══ Material provided ══

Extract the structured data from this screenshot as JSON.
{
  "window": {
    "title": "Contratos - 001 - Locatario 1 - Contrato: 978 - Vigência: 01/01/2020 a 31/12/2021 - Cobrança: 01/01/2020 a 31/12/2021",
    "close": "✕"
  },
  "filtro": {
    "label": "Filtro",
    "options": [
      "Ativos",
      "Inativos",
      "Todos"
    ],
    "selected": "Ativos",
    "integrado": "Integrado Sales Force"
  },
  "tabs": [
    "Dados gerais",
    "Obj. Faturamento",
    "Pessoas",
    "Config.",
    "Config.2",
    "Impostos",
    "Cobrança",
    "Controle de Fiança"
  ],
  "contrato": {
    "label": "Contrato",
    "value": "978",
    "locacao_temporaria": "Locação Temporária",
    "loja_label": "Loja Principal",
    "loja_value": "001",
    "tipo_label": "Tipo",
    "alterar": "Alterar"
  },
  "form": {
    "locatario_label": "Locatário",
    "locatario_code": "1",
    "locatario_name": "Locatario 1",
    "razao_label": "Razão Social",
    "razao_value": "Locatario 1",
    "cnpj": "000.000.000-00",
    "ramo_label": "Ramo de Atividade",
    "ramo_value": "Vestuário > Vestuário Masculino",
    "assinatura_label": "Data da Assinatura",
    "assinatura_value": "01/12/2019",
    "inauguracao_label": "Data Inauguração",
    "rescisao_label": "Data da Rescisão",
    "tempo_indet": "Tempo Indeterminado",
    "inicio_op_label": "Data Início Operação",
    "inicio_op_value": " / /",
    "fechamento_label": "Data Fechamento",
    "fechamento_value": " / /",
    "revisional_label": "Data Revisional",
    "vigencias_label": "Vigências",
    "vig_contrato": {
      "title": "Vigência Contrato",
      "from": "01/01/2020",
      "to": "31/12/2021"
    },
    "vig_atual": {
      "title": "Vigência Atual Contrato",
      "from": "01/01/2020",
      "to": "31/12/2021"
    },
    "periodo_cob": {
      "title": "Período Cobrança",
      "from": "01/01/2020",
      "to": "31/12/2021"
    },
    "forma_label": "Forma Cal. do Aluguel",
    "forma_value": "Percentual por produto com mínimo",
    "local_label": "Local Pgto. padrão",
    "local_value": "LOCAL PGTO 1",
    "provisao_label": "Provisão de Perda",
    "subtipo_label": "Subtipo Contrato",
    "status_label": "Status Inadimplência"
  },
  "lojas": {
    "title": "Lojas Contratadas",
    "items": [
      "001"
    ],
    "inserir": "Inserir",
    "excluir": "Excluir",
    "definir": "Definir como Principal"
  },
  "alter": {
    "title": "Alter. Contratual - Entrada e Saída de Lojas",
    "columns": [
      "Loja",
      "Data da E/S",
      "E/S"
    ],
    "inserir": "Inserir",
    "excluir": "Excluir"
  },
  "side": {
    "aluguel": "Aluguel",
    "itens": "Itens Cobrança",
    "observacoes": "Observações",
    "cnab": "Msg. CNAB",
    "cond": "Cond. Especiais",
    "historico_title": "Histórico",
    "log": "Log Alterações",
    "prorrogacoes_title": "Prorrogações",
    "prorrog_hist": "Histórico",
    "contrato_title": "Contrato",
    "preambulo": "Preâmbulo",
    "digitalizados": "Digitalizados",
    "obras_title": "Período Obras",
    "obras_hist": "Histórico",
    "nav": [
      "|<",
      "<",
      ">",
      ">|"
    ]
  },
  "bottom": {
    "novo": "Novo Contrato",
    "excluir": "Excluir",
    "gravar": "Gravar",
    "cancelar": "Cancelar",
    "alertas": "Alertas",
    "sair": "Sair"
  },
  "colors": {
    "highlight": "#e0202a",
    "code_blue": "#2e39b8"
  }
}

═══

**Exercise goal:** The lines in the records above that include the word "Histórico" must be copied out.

**Answer below:**
    "historico_title": "Histórico",
    "prorrog_hist": "Histórico",
    "obras_hist": "Histórico",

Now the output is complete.